THE TASK :: Down to the last line, restate the material below exactly.

---- DATA FOR PROCESSING

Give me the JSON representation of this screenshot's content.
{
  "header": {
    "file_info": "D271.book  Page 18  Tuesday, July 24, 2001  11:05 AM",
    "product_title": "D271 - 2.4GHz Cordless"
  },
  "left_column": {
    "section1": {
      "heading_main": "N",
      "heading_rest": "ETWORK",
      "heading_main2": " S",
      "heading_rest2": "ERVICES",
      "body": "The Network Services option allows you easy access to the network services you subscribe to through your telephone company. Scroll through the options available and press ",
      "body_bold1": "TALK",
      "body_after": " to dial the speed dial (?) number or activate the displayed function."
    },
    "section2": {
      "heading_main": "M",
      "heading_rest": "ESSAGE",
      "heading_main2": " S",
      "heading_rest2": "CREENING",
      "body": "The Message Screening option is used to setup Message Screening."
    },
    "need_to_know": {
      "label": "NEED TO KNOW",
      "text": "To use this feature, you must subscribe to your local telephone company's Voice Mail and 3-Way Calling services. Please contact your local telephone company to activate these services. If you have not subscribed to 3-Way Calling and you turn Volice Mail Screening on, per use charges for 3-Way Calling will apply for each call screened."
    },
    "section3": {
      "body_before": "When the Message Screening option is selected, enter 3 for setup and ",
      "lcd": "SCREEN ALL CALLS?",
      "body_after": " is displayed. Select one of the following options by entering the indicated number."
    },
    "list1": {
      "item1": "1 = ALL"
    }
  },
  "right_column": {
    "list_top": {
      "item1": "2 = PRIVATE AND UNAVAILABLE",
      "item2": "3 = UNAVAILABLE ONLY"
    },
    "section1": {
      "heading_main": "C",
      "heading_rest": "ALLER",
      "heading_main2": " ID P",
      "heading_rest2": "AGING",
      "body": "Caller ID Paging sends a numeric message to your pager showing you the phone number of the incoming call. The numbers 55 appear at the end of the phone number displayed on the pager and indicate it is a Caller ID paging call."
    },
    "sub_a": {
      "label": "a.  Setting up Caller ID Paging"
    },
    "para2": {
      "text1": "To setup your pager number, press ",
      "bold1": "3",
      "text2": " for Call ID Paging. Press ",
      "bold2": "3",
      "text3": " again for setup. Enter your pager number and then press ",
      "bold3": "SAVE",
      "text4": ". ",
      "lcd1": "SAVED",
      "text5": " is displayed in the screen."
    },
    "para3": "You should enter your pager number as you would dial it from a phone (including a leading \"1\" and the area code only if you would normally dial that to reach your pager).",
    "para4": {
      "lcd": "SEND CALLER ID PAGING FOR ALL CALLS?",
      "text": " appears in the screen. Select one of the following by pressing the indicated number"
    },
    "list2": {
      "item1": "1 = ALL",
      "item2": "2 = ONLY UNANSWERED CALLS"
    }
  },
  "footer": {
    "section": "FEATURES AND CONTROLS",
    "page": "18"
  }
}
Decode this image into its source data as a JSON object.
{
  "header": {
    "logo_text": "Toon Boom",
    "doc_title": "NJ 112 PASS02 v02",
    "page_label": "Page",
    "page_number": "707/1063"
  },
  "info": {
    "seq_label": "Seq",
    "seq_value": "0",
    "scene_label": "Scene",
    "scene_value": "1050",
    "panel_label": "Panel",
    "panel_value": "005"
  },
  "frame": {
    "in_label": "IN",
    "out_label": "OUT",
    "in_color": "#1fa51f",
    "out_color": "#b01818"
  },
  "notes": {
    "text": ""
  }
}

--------

TASK SOLUTION ::
Give me the JSON representation of this screenshot's content.
{
  "header": {
    "file_info": "D271.book  Page 18  Tuesday, July 24, 2001  11:05 AM",
    "product_title": "D271 - 2.4GHz Cordless"
  },
  "left_column": {
    "section1": {
      "heading_main": "N",
      "heading_rest": "ETWORK",
      "heading_main2": " S",
      "heading_rest2": "ERVICES",
      "body": "The Network Services option allows you easy access to the network services you subscribe to through your telephone company. Scroll through the options available and press ",
      "body_bold1": "TALK",
      "body_after": " to dial the speed dial (?) number or activate the displayed function."
    },
    "section2": {
      "heading_main": "M",
      "heading_rest": "ESSAGE",
      "heading_main2": " S",
      "heading_rest2": "CREENING",
      "body": "The Message Screening option is used to setup Message Screening."
    },
    "need_to_know": {
      "label": "NEED TO KNOW",
      "text": "To use this feature, you must subscribe to your local telephone company's Voice Mail and 3-Way Calling services. Please contact your local telephone company to activate these services. If you have not subscribed to 3-Way Calling and you turn Volice Mail Screening on, per use charges for 3-Way Calling will apply for each call screened."
    },
    "section3": {
      "body_before": "When the Message Screening option is selected, enter 3 for setup and ",
      "lcd": "SCREEN ALL CALLS?",
      "body_after": " is displayed. Select one of the following options by entering the indicated number."
    },
    "list1": {
      "item1": "1 = ALL"
    }
  },
  "right_column": {
    "list_top": {
      "item1": "2 = PRIVATE AND UNAVAILABLE",
      "item2": "3 = UNAVAILABLE ONLY"
    },
    "section1": {
      "heading_main": "C",
      "heading_rest": "ALLER",
      "heading_main2": " ID P",
      "heading_rest2": "AGING",
      "body": "Caller ID Paging sends a numeric message to your pager showing you the phone number of the incoming call. The numbers 55 appear at the end of the phone number displayed on the pager and indicate it is a Caller ID paging call."
    },
    "sub_a": {
      "label": "a.  Setting up Caller ID Paging"
    },
    "para2": {
      "text1": "To setup your pager number, press ",
      "bold1": "3",
      "text2": " for Call ID Paging. Press ",
      "bold2": "3",
      "text3": " again for setup. Enter your pager number and then press ",
      "bold3": "SAVE",
      "text4": ". ",
      "lcd1": "SAVED",
      "text5": " is displayed in the screen."
    },
    "para3": "You should enter your pager number as you would dial it from a phone (including a leading \"1\" and the area code only if you would normally dial that to reach your pager).",
    "para4": {
      "lcd": "SEND CALLER ID PAGING FOR ALL CALLS?",
      "text": " appears in the screen. Select one of the following by pressing the indicated number"
    },
    "list2": {
      "item1": "1 = ALL",
      "item2": "2 = ONLY UNANSWERED CALLS"
    }
  },
  "footer": {
    "section": "FEATURES AND CONTROLS",
    "page": "18"
  }
}
Decode this image into its source data as a JSON object.
{
  "header": {
    "logo_text": "Toon Boom",
    "doc_title": "NJ 112 PASS02 v02",
    "page_label": "Page",
    "page_number": "707/1063"
  },
  "info": {
    "seq_label": "Seq",
    "seq_value": "0",
    "scene_label": "Scene",
    "scene_value": "1050",
    "panel_label": "Panel",
    "panel_value": "005"
  },
  "frame": {
    "in_label": "IN",
    "out_label": "OUT",
    "in_color": "#1fa51f",
    "out_color": "#b01818"
  },
  "notes": {
    "text": ""
  }
}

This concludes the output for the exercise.